This lofty doctrine was not just an idea but a conviction of her mind and heart. It became part of herself and whenever she wrote, whenever she prayed, she referred to ‘the Spirit’ as other spiritual writers refer to God or to Jesus Christ. More precisely, her thought tended always towards the Trinity and most willingly towards the Third Person, as towards that love which would make her worthy of the Father by making her more like the Son. This preoccupation absorbed her even at the moment of Communion. She clearly saw that the Communion is food, and that the purpose of food is that it should transform our substance. She besought the Holy Spirit, before and after Communion, that this transformation might take place in her, so that she might come to resemble him by whom she was fed. I care very little for the high-sounding terminology of science; but spiritual writers speak of theocentric and christocentric souls. I venture to use the word ‘pneumatocentric’, to characterise the spirituality of Louise de Marillac. She is the disciple of the Holy Ghost. She is the mystic of the Holy Ghost. Let me quote here a short saying: ‘The Spirit who fills us with the pure love of God. . . . The Spirit makes us obedient to God, so that we may share the divine life.’

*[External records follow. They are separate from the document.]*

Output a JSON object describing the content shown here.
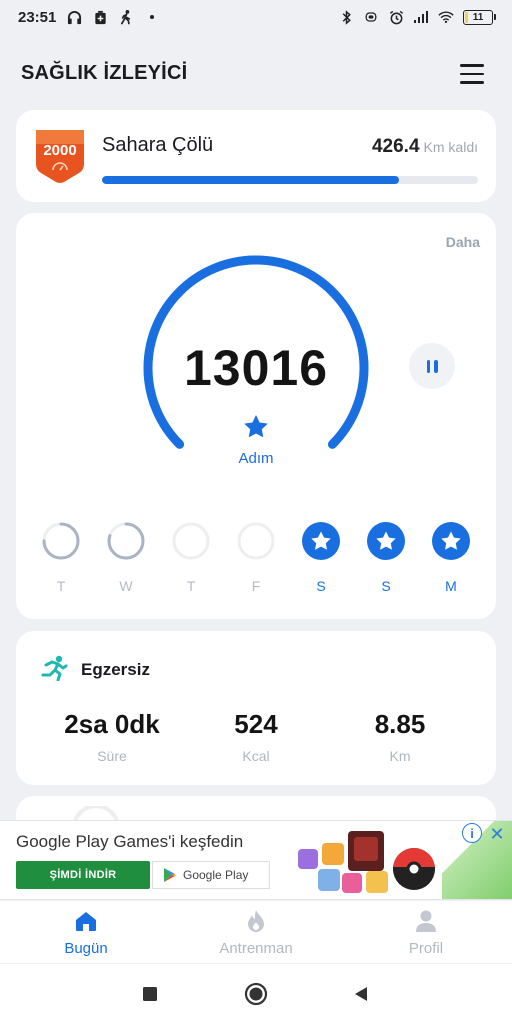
{
  "status_bar": {
    "time": "23:51",
    "battery_level": "11",
    "icons": [
      "headphones-icon",
      "battery-saver-icon",
      "walking-icon",
      "dot-icon",
      "bluetooth-icon",
      "vibrate-icon",
      "alarm-icon",
      "signal-icon",
      "wifi-icon",
      "battery-icon"
    ]
  },
  "app_bar": {
    "title": "SAĞLIK İZLEYİCİ",
    "menu_icon": "hamburger-menu-icon"
  },
  "challenge": {
    "badge_number": "2000",
    "name": "Sahara Çölü",
    "remaining_value": "426.4",
    "remaining_unit": "Km kaldı",
    "progress_fraction": 0.79,
    "accent_color": "#e8541f"
  },
  "steps": {
    "more_label": "Daha",
    "value": "13016",
    "unit_label": "Adım",
    "gauge_fraction": 1.0,
    "gauge_color": "#1a6fe0",
    "pause_icon": "pause-icon",
    "week": [
      {
        "label": "T",
        "state": "partial",
        "fraction": 0.75
      },
      {
        "label": "W",
        "state": "partial",
        "fraction": 0.8
      },
      {
        "label": "T",
        "state": "empty",
        "fraction": 0
      },
      {
        "label": "F",
        "state": "empty",
        "fraction": 0
      },
      {
        "label": "S",
        "state": "done",
        "fraction": 1
      },
      {
        "label": "S",
        "state": "done",
        "fraction": 1
      },
      {
        "label": "M",
        "state": "done",
        "fraction": 1
      }
    ]
  },
  "exercise": {
    "title": "Egzersiz",
    "icon": "running-person-icon",
    "stats": [
      {
        "value": "2sa 0dk",
        "label": "Süre"
      },
      {
        "value": "524",
        "label": "Kcal"
      },
      {
        "value": "8.85",
        "label": "Km"
      }
    ]
  },
  "ad": {
    "title": "Google Play Games'i keşfedin",
    "cta": "ŞİMDİ İNDİR",
    "store_badge": "Google Play",
    "info_icon": "info-icon",
    "close_icon": "close-icon"
  },
  "bottom_nav": {
    "items": [
      {
        "label": "Bugün",
        "icon": "home-icon",
        "active": true
      },
      {
        "label": "Antrenman",
        "icon": "flame-icon",
        "active": false
      },
      {
        "label": "Profil",
        "icon": "person-icon",
        "active": false
      }
    ]
  },
  "system_nav": {
    "icons": [
      "recents-square-icon",
      "home-circle-icon",
      "back-triangle-icon"
    ]
  },
  "colors": {
    "primary": "#1a6fe0",
    "background": "#eef0f4",
    "card": "#ffffff",
    "muted": "#b4b8c0"
  }
}
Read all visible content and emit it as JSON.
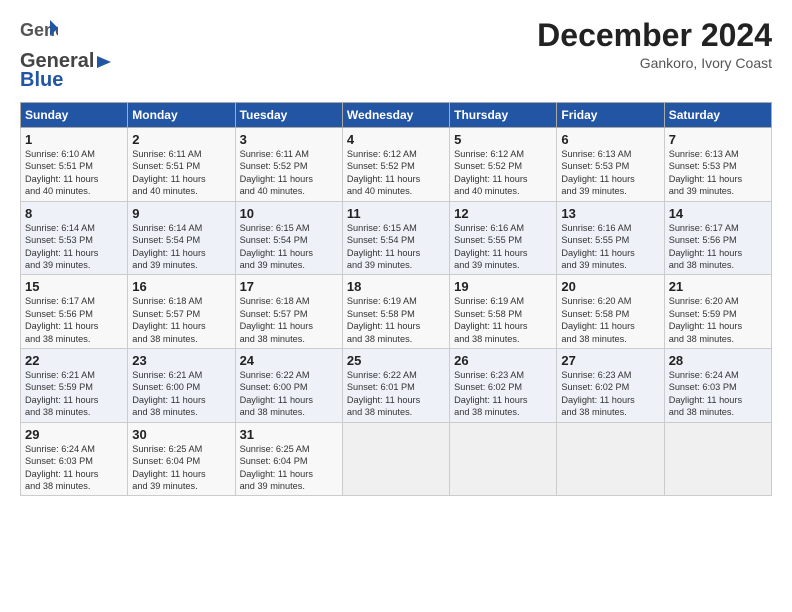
{
  "logo": {
    "part1": "General",
    "part2": "Blue"
  },
  "header": {
    "month": "December 2024",
    "location": "Gankoro, Ivory Coast"
  },
  "weekdays": [
    "Sunday",
    "Monday",
    "Tuesday",
    "Wednesday",
    "Thursday",
    "Friday",
    "Saturday"
  ],
  "weeks": [
    [
      {
        "day": "1",
        "info": "Sunrise: 6:10 AM\nSunset: 5:51 PM\nDaylight: 11 hours\nand 40 minutes."
      },
      {
        "day": "2",
        "info": "Sunrise: 6:11 AM\nSunset: 5:51 PM\nDaylight: 11 hours\nand 40 minutes."
      },
      {
        "day": "3",
        "info": "Sunrise: 6:11 AM\nSunset: 5:52 PM\nDaylight: 11 hours\nand 40 minutes."
      },
      {
        "day": "4",
        "info": "Sunrise: 6:12 AM\nSunset: 5:52 PM\nDaylight: 11 hours\nand 40 minutes."
      },
      {
        "day": "5",
        "info": "Sunrise: 6:12 AM\nSunset: 5:52 PM\nDaylight: 11 hours\nand 40 minutes."
      },
      {
        "day": "6",
        "info": "Sunrise: 6:13 AM\nSunset: 5:53 PM\nDaylight: 11 hours\nand 39 minutes."
      },
      {
        "day": "7",
        "info": "Sunrise: 6:13 AM\nSunset: 5:53 PM\nDaylight: 11 hours\nand 39 minutes."
      }
    ],
    [
      {
        "day": "8",
        "info": "Sunrise: 6:14 AM\nSunset: 5:53 PM\nDaylight: 11 hours\nand 39 minutes."
      },
      {
        "day": "9",
        "info": "Sunrise: 6:14 AM\nSunset: 5:54 PM\nDaylight: 11 hours\nand 39 minutes."
      },
      {
        "day": "10",
        "info": "Sunrise: 6:15 AM\nSunset: 5:54 PM\nDaylight: 11 hours\nand 39 minutes."
      },
      {
        "day": "11",
        "info": "Sunrise: 6:15 AM\nSunset: 5:54 PM\nDaylight: 11 hours\nand 39 minutes."
      },
      {
        "day": "12",
        "info": "Sunrise: 6:16 AM\nSunset: 5:55 PM\nDaylight: 11 hours\nand 39 minutes."
      },
      {
        "day": "13",
        "info": "Sunrise: 6:16 AM\nSunset: 5:55 PM\nDaylight: 11 hours\nand 39 minutes."
      },
      {
        "day": "14",
        "info": "Sunrise: 6:17 AM\nSunset: 5:56 PM\nDaylight: 11 hours\nand 38 minutes."
      }
    ],
    [
      {
        "day": "15",
        "info": "Sunrise: 6:17 AM\nSunset: 5:56 PM\nDaylight: 11 hours\nand 38 minutes."
      },
      {
        "day": "16",
        "info": "Sunrise: 6:18 AM\nSunset: 5:57 PM\nDaylight: 11 hours\nand 38 minutes."
      },
      {
        "day": "17",
        "info": "Sunrise: 6:18 AM\nSunset: 5:57 PM\nDaylight: 11 hours\nand 38 minutes."
      },
      {
        "day": "18",
        "info": "Sunrise: 6:19 AM\nSunset: 5:58 PM\nDaylight: 11 hours\nand 38 minutes."
      },
      {
        "day": "19",
        "info": "Sunrise: 6:19 AM\nSunset: 5:58 PM\nDaylight: 11 hours\nand 38 minutes."
      },
      {
        "day": "20",
        "info": "Sunrise: 6:20 AM\nSunset: 5:58 PM\nDaylight: 11 hours\nand 38 minutes."
      },
      {
        "day": "21",
        "info": "Sunrise: 6:20 AM\nSunset: 5:59 PM\nDaylight: 11 hours\nand 38 minutes."
      }
    ],
    [
      {
        "day": "22",
        "info": "Sunrise: 6:21 AM\nSunset: 5:59 PM\nDaylight: 11 hours\nand 38 minutes."
      },
      {
        "day": "23",
        "info": "Sunrise: 6:21 AM\nSunset: 6:00 PM\nDaylight: 11 hours\nand 38 minutes."
      },
      {
        "day": "24",
        "info": "Sunrise: 6:22 AM\nSunset: 6:00 PM\nDaylight: 11 hours\nand 38 minutes."
      },
      {
        "day": "25",
        "info": "Sunrise: 6:22 AM\nSunset: 6:01 PM\nDaylight: 11 hours\nand 38 minutes."
      },
      {
        "day": "26",
        "info": "Sunrise: 6:23 AM\nSunset: 6:02 PM\nDaylight: 11 hours\nand 38 minutes."
      },
      {
        "day": "27",
        "info": "Sunrise: 6:23 AM\nSunset: 6:02 PM\nDaylight: 11 hours\nand 38 minutes."
      },
      {
        "day": "28",
        "info": "Sunrise: 6:24 AM\nSunset: 6:03 PM\nDaylight: 11 hours\nand 38 minutes."
      }
    ],
    [
      {
        "day": "29",
        "info": "Sunrise: 6:24 AM\nSunset: 6:03 PM\nDaylight: 11 hours\nand 38 minutes."
      },
      {
        "day": "30",
        "info": "Sunrise: 6:25 AM\nSunset: 6:04 PM\nDaylight: 11 hours\nand 39 minutes."
      },
      {
        "day": "31",
        "info": "Sunrise: 6:25 AM\nSunset: 6:04 PM\nDaylight: 11 hours\nand 39 minutes."
      },
      {
        "day": "",
        "info": ""
      },
      {
        "day": "",
        "info": ""
      },
      {
        "day": "",
        "info": ""
      },
      {
        "day": "",
        "info": ""
      }
    ]
  ]
}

This raises another question. Can it be said that Louise de Marillac was a mystic? If so, she came to mysticism by a spiritual way, whose stages we must now mark out.